Retype the records below exactly as they appear, but leave out any pictures.

★ ★ ★ ★ ★

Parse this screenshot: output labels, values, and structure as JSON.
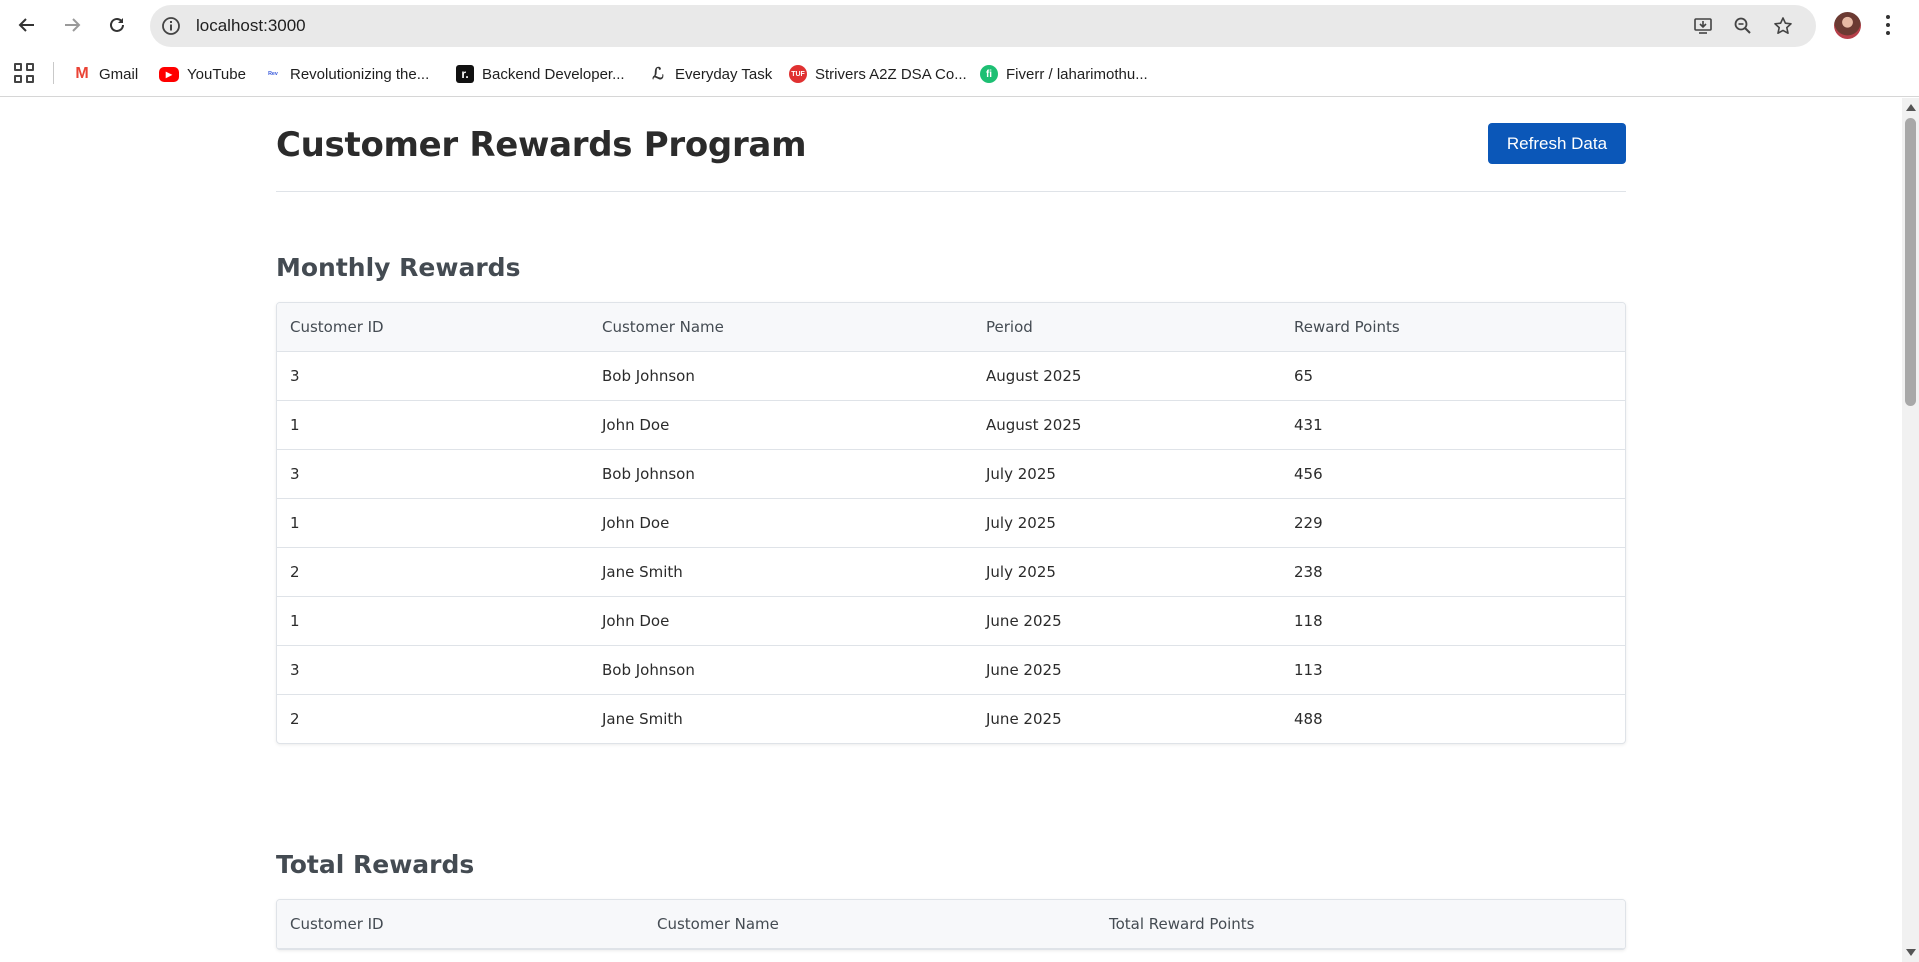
{
  "browser": {
    "url": "localhost:3000",
    "bookmarks": [
      {
        "label": "Gmail",
        "icon": "gmail-icon",
        "color": "#ea4335"
      },
      {
        "label": "YouTube",
        "icon": "youtube-icon",
        "color": "#ff0000"
      },
      {
        "label": "Revolutionizing the...",
        "icon": "site-icon",
        "color": "#3b5bdb"
      },
      {
        "label": "Backend Developer...",
        "icon": "roadmap-icon",
        "color": "#111111"
      },
      {
        "label": "Everyday Task",
        "icon": "leetcode-icon",
        "color": "#f0a020"
      },
      {
        "label": "Strivers A2Z DSA Co...",
        "icon": "tuf-icon",
        "color": "#e03131"
      },
      {
        "label": "Fiverr / laharimothu...",
        "icon": "fiverr-icon",
        "color": "#1dbf73"
      }
    ]
  },
  "header": {
    "title": "Customer Rewards Program",
    "refresh_label": "Refresh Data",
    "refresh_color": "#0b57b8"
  },
  "monthly": {
    "title": "Monthly Rewards",
    "columns": [
      "Customer ID",
      "Customer Name",
      "Period",
      "Reward Points"
    ],
    "rows": [
      [
        "3",
        "Bob Johnson",
        "August 2025",
        "65"
      ],
      [
        "1",
        "John Doe",
        "August 2025",
        "431"
      ],
      [
        "3",
        "Bob Johnson",
        "July 2025",
        "456"
      ],
      [
        "1",
        "John Doe",
        "July 2025",
        "229"
      ],
      [
        "2",
        "Jane Smith",
        "July 2025",
        "238"
      ],
      [
        "1",
        "John Doe",
        "June 2025",
        "118"
      ],
      [
        "3",
        "Bob Johnson",
        "June 2025",
        "113"
      ],
      [
        "2",
        "Jane Smith",
        "June 2025",
        "488"
      ]
    ]
  },
  "totals": {
    "title": "Total Rewards",
    "columns": [
      "Customer ID",
      "Customer Name",
      "Total Reward Points"
    ]
  }
}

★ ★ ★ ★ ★

__WRITTEN ANSWER__:
Parse this screenshot: output labels, values, and structure as JSON.
{
  "browser": {
    "url": "localhost:3000",
    "bookmarks": [
      {
        "label": "Gmail",
        "icon": "gmail-icon",
        "color": "#ea4335"
      },
      {
        "label": "YouTube",
        "icon": "youtube-icon",
        "color": "#ff0000"
      },
      {
        "label": "Revolutionizing the...",
        "icon": "site-icon",
        "color": "#3b5bdb"
      },
      {
        "label": "Backend Developer...",
        "icon": "roadmap-icon",
        "color": "#111111"
      },
      {
        "label": "Everyday Task",
        "icon": "leetcode-icon",
        "color": "#f0a020"
      },
      {
        "label": "Strivers A2Z DSA Co...",
        "icon": "tuf-icon",
        "color": "#e03131"
      },
      {
        "label": "Fiverr / laharimothu...",
        "icon": "fiverr-icon",
        "color": "#1dbf73"
      }
    ]
  },
  "header": {
    "title": "Customer Rewards Program",
    "refresh_label": "Refresh Data",
    "refresh_color": "#0b57b8"
  },
  "monthly": {
    "title": "Monthly Rewards",
    "columns": [
      "Customer ID",
      "Customer Name",
      "Period",
      "Reward Points"
    ],
    "rows": [
      [
        "3",
        "Bob Johnson",
        "August 2025",
        "65"
      ],
      [
        "1",
        "John Doe",
        "August 2025",
        "431"
      ],
      [
        "3",
        "Bob Johnson",
        "July 2025",
        "456"
      ],
      [
        "1",
        "John Doe",
        "July 2025",
        "229"
      ],
      [
        "2",
        "Jane Smith",
        "July 2025",
        "238"
      ],
      [
        "1",
        "John Doe",
        "June 2025",
        "118"
      ],
      [
        "3",
        "Bob Johnson",
        "June 2025",
        "113"
      ],
      [
        "2",
        "Jane Smith",
        "June 2025",
        "488"
      ]
    ]
  },
  "totals": {
    "title": "Total Rewards",
    "columns": [
      "Customer ID",
      "Customer Name",
      "Total Reward Points"
    ]
  }
}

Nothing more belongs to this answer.